Gas leaks are a major problem and need to be proactively searched for and identified. Unmonitored gas leaks not only compromise the safety of a facility – they also put staff, students, educators and the public at risk. At VSC Fire & Security, we’re focused on innovation and developing strong relationships with our customers. So, when our one of our largest clients asked us to help them with an innovative solution for gas detection, we were ready to take on the task. Here’s how the experience played out.

 

Our History with this Client

We had worked with this client to install a VESDA Air Sampling system in their Data Center, throughout the support area of the building addition. This included the Chiller room, Main electrical rooms, the Generator and the Battery Rooms. VESDA systems were installed during the 3rd phase of the original construction of the building. Because we handle the inspection and maintenance at this facility, we can “watch” the systems we installed and provide added value to the customer. For over 6 years since the VESDA were installed, air flow faults were reported due to the opening of the large roll up doors that directly affected the air flow. Other than the required filter changes, and yearly inspection, these systems have continued to be solid and problem free.

 

Our Customer’s Request

The customer had heard of the newer ECO gas sensor by VESDA that could be tied directly to the sampling pipes for detecting different types of gases. The client was inquiring about making use of this new gas sensor technology in their battery rooms where we currently had the VESDA systems installed. The ceilings are 20’ in height with spot type hydrogen sensors mounted on the ceiling that are monitored by the BMS system. These hydrogen detectors were installed when the 1st phase of the construction was carried out in 2008. There are multiple rows of batteries which are 12 feet high that cover the entire battery room for both battery rooms. Since the detectors were installed at the ceiling, and now the battery racks are live, you would need to erect a scaffolding system across the entire room to replace or calibrate these existing hydrogen detectors (these should be calibrated every year).

 

vesda gas detection system vsc fire and security inc

Communicating with VESDA

We first reached out to VESDA and found that the ECO gas sensor would only work with 5 holes in each pipe run. The current VESDA system has 4 pipe runs per unit with 8 to 10 holes per pipe run. In order to use the VESDA gas sensing solution, we would need to run new piping across the entire room. Instead, we investigated replacing the VESDA control unit with a Notifier FAAST addressable aspiration system. This approach would re-use the existing room piping and we could add the Honeywell hydrogen sensor at the new FAAST units. This will make it possible for the new unit to provide current air sampling detection for early warning detection, and the added hydrogen sensing from the same unit.

 

Collaborating with Product Engineers

We worked with the product engineers from Honeywell, System Sensor and Notifier to verify that the existing pipe runs would work with the FAAST units.
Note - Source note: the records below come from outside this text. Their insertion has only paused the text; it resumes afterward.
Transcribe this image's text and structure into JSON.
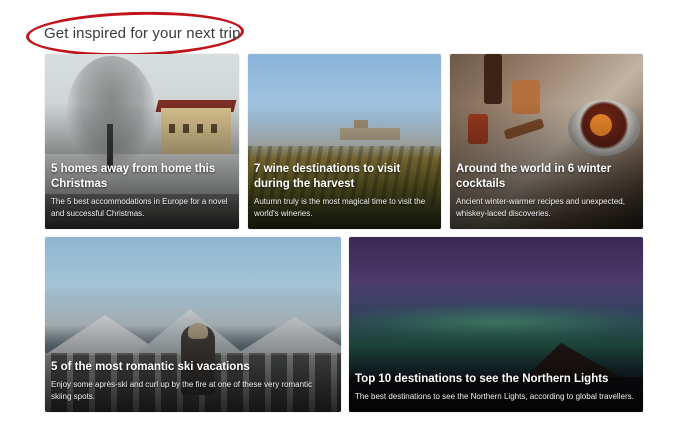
{
  "section": {
    "heading": "Get inspired for your next trip",
    "highlight_color": "#c0141b"
  },
  "cards": [
    {
      "title": "5 homes away from home this Christmas",
      "description": "The 5 best accommodations in Europe for a novel and successful Christmas."
    },
    {
      "title": "7 wine destinations to visit during the harvest",
      "description": "Autumn truly is the most magical time to visit the world's wineries."
    },
    {
      "title": "Around the world in 6 winter cocktails",
      "description": "Ancient winter-warmer recipes and unexpected, whiskey-laced discoveries."
    },
    {
      "title": "5 of the most romantic ski vacations",
      "description": "Enjoy some après-ski and curl up by the fire at one of these very romantic skiing spots."
    },
    {
      "title": "Top 10 destinations to see the Northern Lights",
      "description": "The best destinations to see the Northern Lights, according to global travellers."
    }
  ]
}
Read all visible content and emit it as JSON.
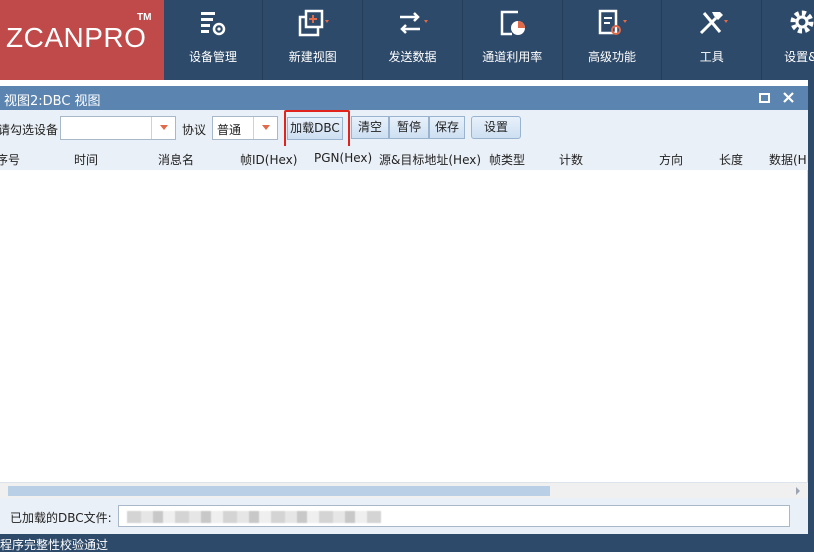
{
  "brand": {
    "name": "ZCANPRO",
    "tm": "TM"
  },
  "ribbon": {
    "tools": [
      {
        "label": "设备管理",
        "icon": "device-manage-icon"
      },
      {
        "label": "新建视图",
        "icon": "new-view-icon"
      },
      {
        "label": "发送数据",
        "icon": "send-data-icon"
      },
      {
        "label": "通道利用率",
        "icon": "channel-usage-icon"
      },
      {
        "label": "高级功能",
        "icon": "advanced-icon"
      },
      {
        "label": "工具",
        "icon": "tools-icon"
      },
      {
        "label": "设置&",
        "icon": "settings-icon"
      }
    ]
  },
  "window": {
    "title": "视图2:DBC 视图"
  },
  "toolbar": {
    "device_label": "请勾选设备",
    "device_value": "",
    "protocol_label": "协议",
    "protocol_value": "普通",
    "load_dbc": "加载DBC",
    "clear": "清空",
    "pause": "暂停",
    "save": "保存",
    "settings": "设置"
  },
  "columns": [
    "序号",
    "时间",
    "消息名",
    "帧ID(Hex)",
    "PGN(Hex)",
    "源&目标地址(Hex)",
    "帧类型",
    "计数",
    "方向",
    "长度",
    "数据(H"
  ],
  "dbc": {
    "loaded_label": "已加载的DBC文件:",
    "path": ""
  },
  "status": {
    "text": "程序完整性校验通过"
  },
  "colors": {
    "ribbon": "#2e4a6a",
    "logo": "#c0494a",
    "title_bar": "#5b84b1",
    "accent": "#e06a4a",
    "highlight": "#e0231c"
  }
}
Once we had the green light to proceed from both the manufacturer and the client, we replaced one unit at a time; one in each battery room, allowing the second VESDA units to remain until the new units were settled. The original units by VESDA were Scanners, which have 4 ports and pipe identification. We replaced the VESDA Scanners with the FAAST-2000 series units which also had pipe identification.

 

Shortly after installing the FAAST units, we kept getting a trouble reporting for pipe identification and the solution was to turn this feature “off” at the software level. This would give the manufacture more time to study the problem while removing the “trouble” report from the customer. While the system still worked, it just didn’t have the pipe identification which was an important aid in finding the source of an alarm in this maze of battery racks.

 

During the period of review by the product engineers, we received a call from the site stating that the Midas hydrogen sensor had gone into alarm. “No hurry, it’s probably another false alarm”. Our tech, armed with a sniffer, entered the space to find the handheld meter pegged in an extremely hydrogen rich room. One of the building’s exhaust fans for the Battery room had failed, however the site engineers didn’t believe it was a real alarm because the BMS hydrogen sensor didn’t react. So, our FAAST and Midas combination did function, less the pipe identification, and potentially saved someone’s life.

 

Honeywell Purchases VESDA

Next came the real problem – Honeywell purchased VESDA. Now the companies had two parallel products and eventually one product would be phased out, i.e. FAAST. We now began pushing VESDA to test with the Midas gas sensor. We needed them to sign off that their product would work with our current pipe arrangement, with the existing number of holes. Supplying all the calculations and designs, VESDA engineers did sign off on the change.

 

Addressing the Money and Expense

Now with the final direction, all that was left was settling the money and expense. Honeywell and VESDA stood beside us and worked with us to make this right. There’s nothing more rewarding than having a successful partnership with our clients and industry professionals like Honeywell and VESDA.

 

The End Result

We’re able to offer our client’s facility the most efficient and comprehensive and reliable gas leak detection services available for their unique situation.  In addition, VESDA now has a better gas detection solution with the Midas gas sensor and we have a product installed that we can stand behind for our customer.